CWGC headstone personal inscription: 'Peace with Honour' Nottingham Evening Post, ‘Roll of Honour’, 5 June 1916: ‘Spencer. Died of wounds May 29th, AE Spencer, machine gunner, Sherwood Foresters, of 3, Cromford-road, West Bridgford (late J Snook and Co.) aged 27 years. A noble life he lived, a noble death he died, that we might live. Sorrowing mother, father, brother, and sisters.’ (www.britishnewspaperarchive.co.uk) Nottingham Evening Post, ‘Roll of Honour’, 10 June 1916: ‘Spencer. Died of wounds, May 29th, Arch. Spencer, Sherwood Foresters. Greatly esteemed friend of Bob Walters.’ (www.britishnewspaperarchive.co.uk). Excerpts from a letter to his parents by Pte. Archibald Edwin Spencer, 1/7th (Robin Hoods) Battalion Sherwood Foresters were published on 30th April 1915 in the Nottingham Evening Post. “LUCKY ROBIN HOODS. “A CHEERFUL LETTER FROM THE FRONT. “Private A. E. Spencer, D Company, 7th Robin Hoods, has written an optimistic letter to his parents at West Bridgford, Nottingham. “He writes: “I had your letter to me on coming out of the trenches. We have been a very lucky lot up to the present, and I hope we shall continue to be so. Of course, we have lost several fellows, but we cannot expect to go through a campaign without losses ... It is the receipt of letters from those at home that cheers us on to victory, which is certain to be ours.
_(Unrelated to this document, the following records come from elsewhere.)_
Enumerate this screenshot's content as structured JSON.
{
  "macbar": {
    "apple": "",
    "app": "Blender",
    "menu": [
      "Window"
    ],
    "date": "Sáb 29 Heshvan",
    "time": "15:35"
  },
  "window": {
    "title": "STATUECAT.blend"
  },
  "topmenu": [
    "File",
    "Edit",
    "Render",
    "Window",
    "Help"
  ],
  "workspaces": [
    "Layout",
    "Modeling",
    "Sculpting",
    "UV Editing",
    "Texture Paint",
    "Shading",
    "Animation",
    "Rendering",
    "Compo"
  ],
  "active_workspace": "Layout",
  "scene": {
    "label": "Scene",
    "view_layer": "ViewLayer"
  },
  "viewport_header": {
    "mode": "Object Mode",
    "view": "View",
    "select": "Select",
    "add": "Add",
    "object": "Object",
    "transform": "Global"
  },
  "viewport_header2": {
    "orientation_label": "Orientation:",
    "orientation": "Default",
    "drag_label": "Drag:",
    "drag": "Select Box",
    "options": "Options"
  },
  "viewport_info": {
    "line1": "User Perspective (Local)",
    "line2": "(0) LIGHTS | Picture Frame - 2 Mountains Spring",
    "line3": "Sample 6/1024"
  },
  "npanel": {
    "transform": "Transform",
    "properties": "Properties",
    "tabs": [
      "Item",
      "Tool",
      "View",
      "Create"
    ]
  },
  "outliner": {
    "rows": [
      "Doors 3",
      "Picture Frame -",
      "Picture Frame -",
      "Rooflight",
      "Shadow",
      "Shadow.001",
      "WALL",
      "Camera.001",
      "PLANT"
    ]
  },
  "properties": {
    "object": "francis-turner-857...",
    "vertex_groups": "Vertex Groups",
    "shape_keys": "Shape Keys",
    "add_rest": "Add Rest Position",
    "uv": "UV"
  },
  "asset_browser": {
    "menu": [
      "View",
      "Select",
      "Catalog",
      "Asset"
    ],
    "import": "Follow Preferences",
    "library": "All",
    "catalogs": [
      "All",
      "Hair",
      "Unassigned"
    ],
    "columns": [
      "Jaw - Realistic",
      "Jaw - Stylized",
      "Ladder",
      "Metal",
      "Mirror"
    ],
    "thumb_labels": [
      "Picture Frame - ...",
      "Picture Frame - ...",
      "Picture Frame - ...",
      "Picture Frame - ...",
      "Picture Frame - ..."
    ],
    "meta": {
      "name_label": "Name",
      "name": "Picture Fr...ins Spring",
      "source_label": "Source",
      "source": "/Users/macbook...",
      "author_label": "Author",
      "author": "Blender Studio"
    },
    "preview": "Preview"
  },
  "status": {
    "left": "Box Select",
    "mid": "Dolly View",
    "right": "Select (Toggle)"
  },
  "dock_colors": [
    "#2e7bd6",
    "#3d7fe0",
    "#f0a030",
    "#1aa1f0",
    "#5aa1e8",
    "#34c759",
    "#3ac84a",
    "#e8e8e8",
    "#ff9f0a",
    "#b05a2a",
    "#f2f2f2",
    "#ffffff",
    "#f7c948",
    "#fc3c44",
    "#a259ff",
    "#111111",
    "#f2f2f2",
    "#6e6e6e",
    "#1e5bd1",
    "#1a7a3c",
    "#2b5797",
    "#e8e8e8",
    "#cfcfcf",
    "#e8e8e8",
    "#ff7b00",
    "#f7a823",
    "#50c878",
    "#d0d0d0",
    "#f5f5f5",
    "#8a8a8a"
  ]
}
In fact it must, and shall be, as our very existence depends upon it. “I have seen quite sufficient to realise what it would mean to those who are dear to us at home if we did not come out and put a stop to the devilish work of these miserable Huns. When you see people who have lost their all and are homeless, fatherless, and friendless it makes one thank God that one is strong and able to come forth to fight a common foe and a bloodthirsty race. “You can take it from me our boys will make a name for themselves, as we are quite hardened to all sight, and mean to see it through at all costs.” 'In memoriam' notice published 29th May 1917 in Nottingham Evening Post :- “SPENCER. – In fond remembrance of our dear son, Pte. A. E. Spencer, 1/7th Sherwood Foresters (late of Snook's), killed in action May 29th, 1916, of 3, Cromford-road, West Bridgford. He marched away so bravely, his young head proudly held, his footsteps never faltered, his courage never failed; there on the field of battle he calmly took his place, he fought and died for England and the honour of his race. – Sadly missed by his mother, father, sisters, and brother Sydney (in France). “SPENCER. – In loving memory of my dear and only brother, Private A. E. Spencer (Arch), 1/7th Sherwood Foresters, who fell May 29th, 1916, late of 3, Cromford-road, West Bridgford; with Snook's 14 years. He did not shirk his duty, he fought the good fight with all his might, now gained his grand reward. – Ever remembered by his brother Sydney (serving in France).” Above report and notices courtesy of Jim Grundy and his facebook pages Small Town Great War Hucknall 1914-1918.
Remembered on


  • Buried in Foncquevillers Military Cemetery, France.
    Archibald Edwin Spencer - Buried in Foncquevillers Military Cemetery, France.